┌─ Data extracts

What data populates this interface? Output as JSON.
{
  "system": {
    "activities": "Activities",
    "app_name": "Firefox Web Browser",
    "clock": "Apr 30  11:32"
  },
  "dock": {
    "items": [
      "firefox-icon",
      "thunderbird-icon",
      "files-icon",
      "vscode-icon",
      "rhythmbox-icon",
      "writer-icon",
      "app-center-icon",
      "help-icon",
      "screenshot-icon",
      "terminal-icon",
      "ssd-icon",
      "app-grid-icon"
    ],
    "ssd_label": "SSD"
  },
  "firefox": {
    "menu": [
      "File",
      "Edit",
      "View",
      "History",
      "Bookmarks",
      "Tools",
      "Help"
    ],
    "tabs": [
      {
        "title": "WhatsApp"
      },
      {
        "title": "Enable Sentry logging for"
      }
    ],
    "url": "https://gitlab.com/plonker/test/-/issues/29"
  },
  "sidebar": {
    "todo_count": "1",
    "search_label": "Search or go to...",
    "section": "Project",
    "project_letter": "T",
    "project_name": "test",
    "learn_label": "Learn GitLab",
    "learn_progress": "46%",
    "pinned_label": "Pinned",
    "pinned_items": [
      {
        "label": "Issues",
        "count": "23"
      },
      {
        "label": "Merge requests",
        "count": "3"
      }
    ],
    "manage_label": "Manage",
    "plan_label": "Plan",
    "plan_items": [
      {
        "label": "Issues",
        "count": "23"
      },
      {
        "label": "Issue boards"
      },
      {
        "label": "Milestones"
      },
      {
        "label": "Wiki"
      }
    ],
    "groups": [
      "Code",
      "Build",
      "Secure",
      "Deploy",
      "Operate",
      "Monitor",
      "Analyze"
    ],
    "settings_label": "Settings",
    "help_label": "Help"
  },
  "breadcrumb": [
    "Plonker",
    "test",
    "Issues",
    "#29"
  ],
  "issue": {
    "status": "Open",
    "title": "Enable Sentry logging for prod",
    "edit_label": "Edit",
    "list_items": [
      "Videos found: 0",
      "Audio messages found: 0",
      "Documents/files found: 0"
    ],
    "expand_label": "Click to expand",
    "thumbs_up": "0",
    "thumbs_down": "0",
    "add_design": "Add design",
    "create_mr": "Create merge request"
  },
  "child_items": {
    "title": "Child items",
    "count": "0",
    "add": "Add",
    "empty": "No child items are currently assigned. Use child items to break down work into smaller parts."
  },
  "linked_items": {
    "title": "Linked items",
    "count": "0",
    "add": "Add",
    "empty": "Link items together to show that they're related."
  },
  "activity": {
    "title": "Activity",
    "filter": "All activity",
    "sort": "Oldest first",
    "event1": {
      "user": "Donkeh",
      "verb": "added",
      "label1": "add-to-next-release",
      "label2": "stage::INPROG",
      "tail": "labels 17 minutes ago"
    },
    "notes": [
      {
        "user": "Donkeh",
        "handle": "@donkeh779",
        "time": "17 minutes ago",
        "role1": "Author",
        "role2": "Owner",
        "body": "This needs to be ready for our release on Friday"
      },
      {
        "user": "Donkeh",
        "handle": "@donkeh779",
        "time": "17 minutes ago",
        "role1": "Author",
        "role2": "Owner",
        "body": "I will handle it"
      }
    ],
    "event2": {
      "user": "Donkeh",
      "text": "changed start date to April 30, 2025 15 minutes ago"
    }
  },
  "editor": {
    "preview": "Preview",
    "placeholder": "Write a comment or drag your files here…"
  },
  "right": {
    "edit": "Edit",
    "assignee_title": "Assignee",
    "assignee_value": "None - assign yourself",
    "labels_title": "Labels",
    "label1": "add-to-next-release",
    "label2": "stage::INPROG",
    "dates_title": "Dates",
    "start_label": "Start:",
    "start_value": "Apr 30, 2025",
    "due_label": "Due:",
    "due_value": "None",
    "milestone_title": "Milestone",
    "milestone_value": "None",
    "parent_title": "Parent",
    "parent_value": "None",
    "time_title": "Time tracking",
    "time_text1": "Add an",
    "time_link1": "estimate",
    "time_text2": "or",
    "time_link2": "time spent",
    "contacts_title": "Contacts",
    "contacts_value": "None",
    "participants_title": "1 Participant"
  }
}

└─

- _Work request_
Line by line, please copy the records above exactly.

- _Solution to this exercise_
What data populates this interface? Output as JSON.
{
  "system": {
    "activities": "Activities",
    "app_name": "Firefox Web Browser",
    "clock": "Apr 30  11:32"
  },
  "dock": {
    "items": [
      "firefox-icon",
      "thunderbird-icon",
      "files-icon",
      "vscode-icon",
      "rhythmbox-icon",
      "writer-icon",
      "app-center-icon",
      "help-icon",
      "screenshot-icon",
      "terminal-icon",
      "ssd-icon",
      "app-grid-icon"
    ],
    "ssd_label": "SSD"
  },
  "firefox": {
    "menu": [
      "File",
      "Edit",
      "View",
      "History",
      "Bookmarks",
      "Tools",
      "Help"
    ],
    "tabs": [
      {
        "title": "WhatsApp"
      },
      {
        "title": "Enable Sentry logging for"
      }
    ],
    "url": "https://gitlab.com/plonker/test/-/issues/29"
  },
  "sidebar": {
    "todo_count": "1",
    "search_label": "Search or go to...",
    "section": "Project",
    "project_letter": "T",
    "project_name": "test",
    "learn_label": "Learn GitLab",
    "learn_progress": "46%",
    "pinned_label": "Pinned",
    "pinned_items": [
      {
        "label": "Issues",
        "count": "23"
      },
      {
        "label": "Merge requests",
        "count": "3"
      }
    ],
    "manage_label": "Manage",
    "plan_label": "Plan",
    "plan_items": [
      {
        "label": "Issues",
        "count": "23"
      },
      {
        "label": "Issue boards"
      },
      {
        "label": "Milestones"
      },
      {
        "label": "Wiki"
      }
    ],
    "groups": [
      "Code",
      "Build",
      "Secure",
      "Deploy",
      "Operate",
      "Monitor",
      "Analyze"
    ],
    "settings_label": "Settings",
    "help_label": "Help"
  },
  "breadcrumb": [
    "Plonker",
    "test",
    "Issues",
    "#29"
  ],
  "issue": {
    "status": "Open",
    "title": "Enable Sentry logging for prod",
    "edit_label": "Edit",
    "list_items": [
      "Videos found: 0",
      "Audio messages found: 0",
      "Documents/files found: 0"
    ],
    "expand_label": "Click to expand",
    "thumbs_up": "0",
    "thumbs_down": "0",
    "add_design": "Add design",
    "create_mr": "Create merge request"
  },
  "child_items": {
    "title": "Child items",
    "count": "0",
    "add": "Add",
    "empty": "No child items are currently assigned. Use child items to break down work into smaller parts."
  },
  "linked_items": {
    "title": "Linked items",
    "count": "0",
    "add": "Add",
    "empty": "Link items together to show that they're related."
  },
  "activity": {
    "title": "Activity",
    "filter": "All activity",
    "sort": "Oldest first",
    "event1": {
      "user": "Donkeh",
      "verb": "added",
      "label1": "add-to-next-release",
      "label2": "stage::INPROG",
      "tail": "labels 17 minutes ago"
    },
    "notes": [
      {
        "user": "Donkeh",
        "handle": "@donkeh779",
        "time": "17 minutes ago",
        "role1": "Author",
        "role2": "Owner",
        "body": "This needs to be ready for our release on Friday"
      },
      {
        "user": "Donkeh",
        "handle": "@donkeh779",
        "time": "17 minutes ago",
        "role1": "Author",
        "role2": "Owner",
        "body": "I will handle it"
      }
    ],
    "event2": {
      "user": "Donkeh",
      "text": "changed start date to April 30, 2025 15 minutes ago"
    }
  },
  "editor": {
    "preview": "Preview",
    "placeholder": "Write a comment or drag your files here…"
  },
  "right": {
    "edit": "Edit",
    "assignee_title": "Assignee",
    "assignee_value": "None - assign yourself",
    "labels_title": "Labels",
    "label1": "add-to-next-release",
    "label2": "stage::INPROG",
    "dates_title": "Dates",
    "start_label": "Start:",
    "start_value": "Apr 30, 2025",
    "due_label": "Due:",
    "due_value": "None",
    "milestone_title": "Milestone",
    "milestone_value": "None",
    "parent_title": "Parent",
    "parent_value": "None",
    "time_title": "Time tracking",
    "time_text1": "Add an",
    "time_link1": "estimate",
    "time_text2": "or",
    "time_link2": "time spent",
    "contacts_title": "Contacts",
    "contacts_value": "None",
    "participants_title": "1 Participant"
  }
}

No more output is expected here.